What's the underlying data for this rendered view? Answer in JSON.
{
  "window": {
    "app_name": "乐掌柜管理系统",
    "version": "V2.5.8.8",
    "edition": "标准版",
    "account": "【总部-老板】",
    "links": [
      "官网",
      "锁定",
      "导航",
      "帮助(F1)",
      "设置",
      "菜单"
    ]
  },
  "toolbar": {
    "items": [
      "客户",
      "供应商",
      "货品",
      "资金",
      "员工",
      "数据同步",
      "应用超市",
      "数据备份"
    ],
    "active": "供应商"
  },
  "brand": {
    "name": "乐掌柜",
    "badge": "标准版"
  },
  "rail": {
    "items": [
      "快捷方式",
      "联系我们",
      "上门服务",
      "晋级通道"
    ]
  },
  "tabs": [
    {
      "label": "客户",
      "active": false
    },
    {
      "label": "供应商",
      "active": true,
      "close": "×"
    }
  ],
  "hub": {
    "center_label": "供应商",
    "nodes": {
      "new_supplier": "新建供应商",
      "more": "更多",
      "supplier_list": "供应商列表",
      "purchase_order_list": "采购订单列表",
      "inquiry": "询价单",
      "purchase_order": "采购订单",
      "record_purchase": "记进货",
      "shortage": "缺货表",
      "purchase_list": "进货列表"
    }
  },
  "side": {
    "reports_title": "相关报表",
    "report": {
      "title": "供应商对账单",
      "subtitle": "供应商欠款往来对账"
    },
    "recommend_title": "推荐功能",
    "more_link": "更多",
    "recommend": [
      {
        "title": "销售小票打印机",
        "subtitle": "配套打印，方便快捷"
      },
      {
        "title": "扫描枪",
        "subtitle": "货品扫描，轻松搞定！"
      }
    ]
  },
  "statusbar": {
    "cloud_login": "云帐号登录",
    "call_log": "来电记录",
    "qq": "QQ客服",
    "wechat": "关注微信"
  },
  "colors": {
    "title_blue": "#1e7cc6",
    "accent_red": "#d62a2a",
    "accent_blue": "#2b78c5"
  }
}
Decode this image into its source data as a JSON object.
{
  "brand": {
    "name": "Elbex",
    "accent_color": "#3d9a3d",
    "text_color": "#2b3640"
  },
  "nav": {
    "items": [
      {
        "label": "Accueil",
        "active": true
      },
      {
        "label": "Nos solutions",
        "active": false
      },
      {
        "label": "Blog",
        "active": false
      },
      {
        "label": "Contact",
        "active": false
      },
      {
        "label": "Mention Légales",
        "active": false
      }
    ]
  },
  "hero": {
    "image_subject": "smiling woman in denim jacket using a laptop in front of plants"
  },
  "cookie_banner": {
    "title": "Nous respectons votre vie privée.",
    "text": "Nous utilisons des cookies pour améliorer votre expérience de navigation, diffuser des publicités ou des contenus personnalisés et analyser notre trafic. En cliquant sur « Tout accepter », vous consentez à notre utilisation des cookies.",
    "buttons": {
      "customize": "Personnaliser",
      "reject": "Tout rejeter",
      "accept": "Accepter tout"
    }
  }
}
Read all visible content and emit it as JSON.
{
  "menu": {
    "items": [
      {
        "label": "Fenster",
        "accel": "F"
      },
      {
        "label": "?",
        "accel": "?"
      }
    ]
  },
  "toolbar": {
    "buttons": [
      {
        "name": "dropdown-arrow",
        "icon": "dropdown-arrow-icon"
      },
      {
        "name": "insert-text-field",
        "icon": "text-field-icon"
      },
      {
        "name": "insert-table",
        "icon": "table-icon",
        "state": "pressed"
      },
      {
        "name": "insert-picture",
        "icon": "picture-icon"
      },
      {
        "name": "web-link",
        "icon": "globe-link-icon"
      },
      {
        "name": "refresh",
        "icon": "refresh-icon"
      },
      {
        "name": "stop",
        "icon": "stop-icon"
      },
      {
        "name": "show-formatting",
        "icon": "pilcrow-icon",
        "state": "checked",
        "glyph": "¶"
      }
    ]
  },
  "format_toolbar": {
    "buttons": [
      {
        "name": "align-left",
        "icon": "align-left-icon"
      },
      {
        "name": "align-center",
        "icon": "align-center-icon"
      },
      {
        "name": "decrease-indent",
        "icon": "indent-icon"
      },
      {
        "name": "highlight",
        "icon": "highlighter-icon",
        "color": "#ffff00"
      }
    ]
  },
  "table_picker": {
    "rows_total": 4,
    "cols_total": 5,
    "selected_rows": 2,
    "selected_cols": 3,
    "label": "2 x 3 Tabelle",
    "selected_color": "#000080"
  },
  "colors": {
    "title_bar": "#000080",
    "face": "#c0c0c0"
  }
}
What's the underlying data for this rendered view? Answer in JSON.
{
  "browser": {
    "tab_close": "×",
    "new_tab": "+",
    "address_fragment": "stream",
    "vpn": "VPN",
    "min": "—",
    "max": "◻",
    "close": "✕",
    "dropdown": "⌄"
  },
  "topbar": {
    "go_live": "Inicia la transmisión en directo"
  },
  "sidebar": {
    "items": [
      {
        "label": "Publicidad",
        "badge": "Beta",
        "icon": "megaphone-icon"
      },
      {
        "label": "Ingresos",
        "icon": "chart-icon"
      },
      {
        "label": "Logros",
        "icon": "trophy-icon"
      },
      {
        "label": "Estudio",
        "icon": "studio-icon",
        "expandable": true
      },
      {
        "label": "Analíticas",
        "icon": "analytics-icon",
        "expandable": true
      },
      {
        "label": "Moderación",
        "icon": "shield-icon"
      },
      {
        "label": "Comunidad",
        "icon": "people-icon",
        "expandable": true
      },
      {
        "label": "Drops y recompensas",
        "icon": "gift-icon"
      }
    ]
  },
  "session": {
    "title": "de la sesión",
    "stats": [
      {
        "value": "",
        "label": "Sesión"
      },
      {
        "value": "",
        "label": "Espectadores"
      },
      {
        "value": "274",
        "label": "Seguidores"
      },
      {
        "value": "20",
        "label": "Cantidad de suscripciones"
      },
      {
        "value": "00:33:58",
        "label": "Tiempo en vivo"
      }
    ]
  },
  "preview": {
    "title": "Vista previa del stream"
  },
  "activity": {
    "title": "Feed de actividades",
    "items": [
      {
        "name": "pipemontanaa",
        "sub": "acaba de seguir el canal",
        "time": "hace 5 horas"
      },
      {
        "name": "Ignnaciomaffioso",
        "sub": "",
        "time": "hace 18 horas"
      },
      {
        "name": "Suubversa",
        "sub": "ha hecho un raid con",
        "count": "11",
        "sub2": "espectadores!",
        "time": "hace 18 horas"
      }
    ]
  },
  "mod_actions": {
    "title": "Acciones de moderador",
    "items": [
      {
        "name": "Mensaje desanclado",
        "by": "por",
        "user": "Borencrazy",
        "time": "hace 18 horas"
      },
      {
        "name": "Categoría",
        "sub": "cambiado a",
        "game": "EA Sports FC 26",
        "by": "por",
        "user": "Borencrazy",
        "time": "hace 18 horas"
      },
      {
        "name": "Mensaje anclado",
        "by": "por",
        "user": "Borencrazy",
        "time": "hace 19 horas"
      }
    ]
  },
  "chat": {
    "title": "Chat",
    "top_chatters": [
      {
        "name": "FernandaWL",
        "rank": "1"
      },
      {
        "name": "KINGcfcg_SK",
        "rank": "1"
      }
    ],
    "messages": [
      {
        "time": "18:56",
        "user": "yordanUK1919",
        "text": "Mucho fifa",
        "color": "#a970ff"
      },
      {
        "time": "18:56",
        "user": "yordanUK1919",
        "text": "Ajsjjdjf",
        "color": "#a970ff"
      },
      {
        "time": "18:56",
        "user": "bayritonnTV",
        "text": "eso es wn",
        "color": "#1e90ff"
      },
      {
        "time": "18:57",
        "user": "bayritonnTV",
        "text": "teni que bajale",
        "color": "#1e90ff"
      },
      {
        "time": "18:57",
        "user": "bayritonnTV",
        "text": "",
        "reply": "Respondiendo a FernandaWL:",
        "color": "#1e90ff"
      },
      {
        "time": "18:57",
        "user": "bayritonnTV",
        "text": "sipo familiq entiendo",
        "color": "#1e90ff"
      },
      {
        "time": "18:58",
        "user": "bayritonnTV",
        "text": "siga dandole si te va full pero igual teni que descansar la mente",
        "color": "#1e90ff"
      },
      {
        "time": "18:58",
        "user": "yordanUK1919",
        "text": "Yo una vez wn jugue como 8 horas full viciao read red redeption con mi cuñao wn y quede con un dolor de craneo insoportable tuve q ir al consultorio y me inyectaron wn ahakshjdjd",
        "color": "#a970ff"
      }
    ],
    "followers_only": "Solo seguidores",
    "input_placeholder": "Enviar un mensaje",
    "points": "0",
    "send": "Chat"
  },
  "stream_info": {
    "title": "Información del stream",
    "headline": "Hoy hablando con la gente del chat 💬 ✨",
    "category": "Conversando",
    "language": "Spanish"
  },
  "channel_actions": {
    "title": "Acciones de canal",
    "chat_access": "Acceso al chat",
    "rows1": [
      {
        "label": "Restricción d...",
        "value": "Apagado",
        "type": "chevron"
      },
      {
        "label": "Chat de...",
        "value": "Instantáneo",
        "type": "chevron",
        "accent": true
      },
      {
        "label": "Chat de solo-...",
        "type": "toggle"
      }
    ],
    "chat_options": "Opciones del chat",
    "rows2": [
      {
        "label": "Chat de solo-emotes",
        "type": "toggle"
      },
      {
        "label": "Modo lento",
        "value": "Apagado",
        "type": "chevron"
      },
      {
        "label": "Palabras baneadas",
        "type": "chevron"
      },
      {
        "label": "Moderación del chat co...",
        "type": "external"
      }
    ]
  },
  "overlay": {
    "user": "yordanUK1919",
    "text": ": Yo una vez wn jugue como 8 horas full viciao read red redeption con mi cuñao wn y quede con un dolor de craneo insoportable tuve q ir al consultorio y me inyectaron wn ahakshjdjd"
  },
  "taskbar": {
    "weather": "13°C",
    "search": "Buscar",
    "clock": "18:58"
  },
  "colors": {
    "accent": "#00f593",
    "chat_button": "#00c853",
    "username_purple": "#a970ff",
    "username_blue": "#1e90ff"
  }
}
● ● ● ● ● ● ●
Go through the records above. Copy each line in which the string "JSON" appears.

[FINISHED EXERCISE]:
What's the underlying data for this rendered view? Answer in JSON.
Decode this image into its source data as a JSON object.
Read all visible content and emit it as JSON.
What's the underlying data for this rendered view? Answer in JSON.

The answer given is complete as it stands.